LONDON (Reuters) - The government pressed ahead on Monday with a planned high-speed rail link that is opposed by many of its own MPs, striving to show it is committed to projects that will eventually revitalise a moribund economy.
The route for the second phase of the $50 billion HS2 rail project will run between Birmingham in central England and Leeds in the north, slashing journey times to London by almost a half, the Department for Transport (DfT) said.
A year ago the rail plan was threatened by a backlash from rural communities and MPs within David Cameron’s own Conservative Party, who argue the scheme’s economic benefits will be limited.
But the government launched the next stage of the scheme on Monday, saying it would create tens of thousands of jobs, bring growth to regions outside London as well as adding capacity to an already-stretched rail network.
“It’s not just about cutting journey times. It’s also about the new stations, the prosperity that’s going to come, the jobs that are going to be created around this infrastructure,” Chancellor George Osborne told BBC TV.
“This is going to help out country over the next 15, 20 years. If we don’t take the decision now it will be left to someone else in 20 years times to take those tough decisions to invest in our future.”
Figures released last week showed the economy shrank at the end of 2012, pushing it close to a “triple-dip” recession and raising questions about the Conservative-led coalition’s austerity programme which critics say is strangling growth.
Just before the release of the numbers, the leader of the ruling coalition’s junior partner, the Lib Dems, said that major infrastructure investment was one area where the government may have cut spending too deeply.
The DfT said the HS2 route, which will not be in operation for 20 years, will run northwards from Birmingham, stopping at Manchester, Manchester airport, Toton in the East Midlands as well as Sheffield and Leeds in the northern county of Yorkshire.
The ministry also put plans for a link between the line and London’s Heathrow airport on hold until the completion of a review into the future of Britain’s airports, hinting that senior government figures do not see Ferrovial’s Heathrow as the best location for a future London hub.
The ministry said HS2 would create around 100,000 jobs, but the project is likely to anger rural communities through which the line will run, and their parliamentary representatives.
Cameron’s Conservatives trail the main opposition Labour Party by around 10 points ahead of elections due in May 2015, and he also faces a challenge on the right from the UK Independence Party in the party’s southern England heartlands.
“In looking at this route one knows that you are going to upset a number of people because the route will go through their area and that will be annoying for them and you’ll get opposition to it,” Transport Secretary Patrick McLoughlin told BBC Radio.

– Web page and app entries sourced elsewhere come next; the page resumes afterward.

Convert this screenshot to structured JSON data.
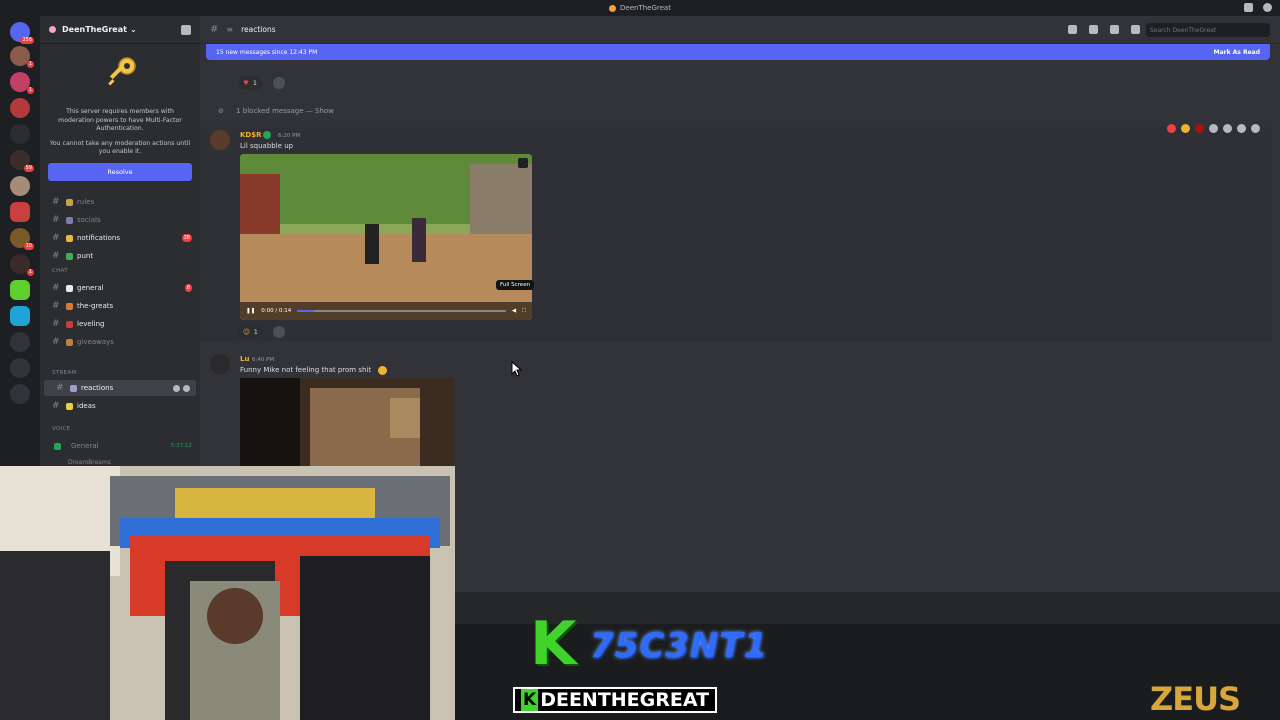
{
  "window": {
    "title": "DeenTheGreat"
  },
  "server": {
    "name": "DeenTheGreat",
    "server_badges": [
      "256",
      "1",
      "1",
      "59",
      "10",
      "1"
    ]
  },
  "mfa": {
    "line1": "This server requires members with moderation powers to have Multi-Factor Authentication.",
    "line2": "You cannot take any moderation actions until you enable it.",
    "button": "Resolve"
  },
  "channels": [
    {
      "name": "rules",
      "style": "muted"
    },
    {
      "name": "socials",
      "style": "muted"
    },
    {
      "name": "notifications",
      "style": "bright",
      "count": "38"
    },
    {
      "name": "punt",
      "style": "bright"
    },
    {
      "name": "general",
      "style": "bright",
      "count": "8"
    },
    {
      "name": "the-greats",
      "style": "bright"
    },
    {
      "name": "leveling",
      "style": "bright"
    },
    {
      "name": "giveaways",
      "style": "muted"
    },
    {
      "name": "reactions",
      "style": "active"
    },
    {
      "name": "ideas",
      "style": "bright"
    }
  ],
  "categories": {
    "chat": "CHAT",
    "stream": "STREAM",
    "voice": "VOICE"
  },
  "voice": {
    "name": "General",
    "time": "5:37:12",
    "user": "DreamBreams"
  },
  "topbar": {
    "channel": "reactions",
    "search_placeholder": "Search DeenTheGreat"
  },
  "new_messages": {
    "text": "15 new messages since 12:43 PM",
    "action": "Mark As Read"
  },
  "reactions_top": {
    "count": "1"
  },
  "blocked": {
    "text": "1 blocked message —",
    "link": "Show"
  },
  "message1": {
    "author": "KD$R",
    "time": "6:20 PM",
    "text": "Lil squabble up",
    "video_time": "0:00 / 0:14",
    "tooltip": "Full Screen",
    "reaction_count": "1"
  },
  "message2": {
    "author": "Lu",
    "time": "6:40 PM",
    "text": "Funny Mike not feeling that prom shit"
  },
  "overlay": {
    "k_text": "75C3NT1",
    "handle": "DEENTHEGREAT",
    "handle_prefix": "K",
    "sponsor": "ZEUS"
  },
  "colors": {
    "blurple": "#5865f2",
    "bg": "#313338",
    "sidebar": "#2b2d31",
    "green": "#3fd32c"
  }
}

“But overall, one has got to look at the long term chances for the United Kingdom. This is the first railway to be built north of London for a 120 years.”
The government said a final route for phase two would be chosen by the end of 2014. Trains running on HS2 will be able to reach speeds of up to 250 miles per hour, the DfT said.
Phase one of the project will link London and Birmingham. It will reduce journey times between Birmingham and London to 49 minutes from the current one hour and 24 minutes, according to the DfT. The Birmingham to Leeds journey will be cut to 57 minutes from two hours.
Construction of the London-West Midlands route is due to start in 2017 with work on the extension likely to kick off by 2025 to enable the line to be operational by 2033.
British transport union the RMT said the project was long overdue, saying Britain was “miles behind the rest of Europe when it comes to High Speed and electrification”.
Britain has long toiled with charges that it lags behind other European networks like France’s high-speed TGV system, and developing nations like China, which earlier this month started using the world’s longest high-speed railway line.
Additional reporting by Michael Holden; editing by Patrick Graham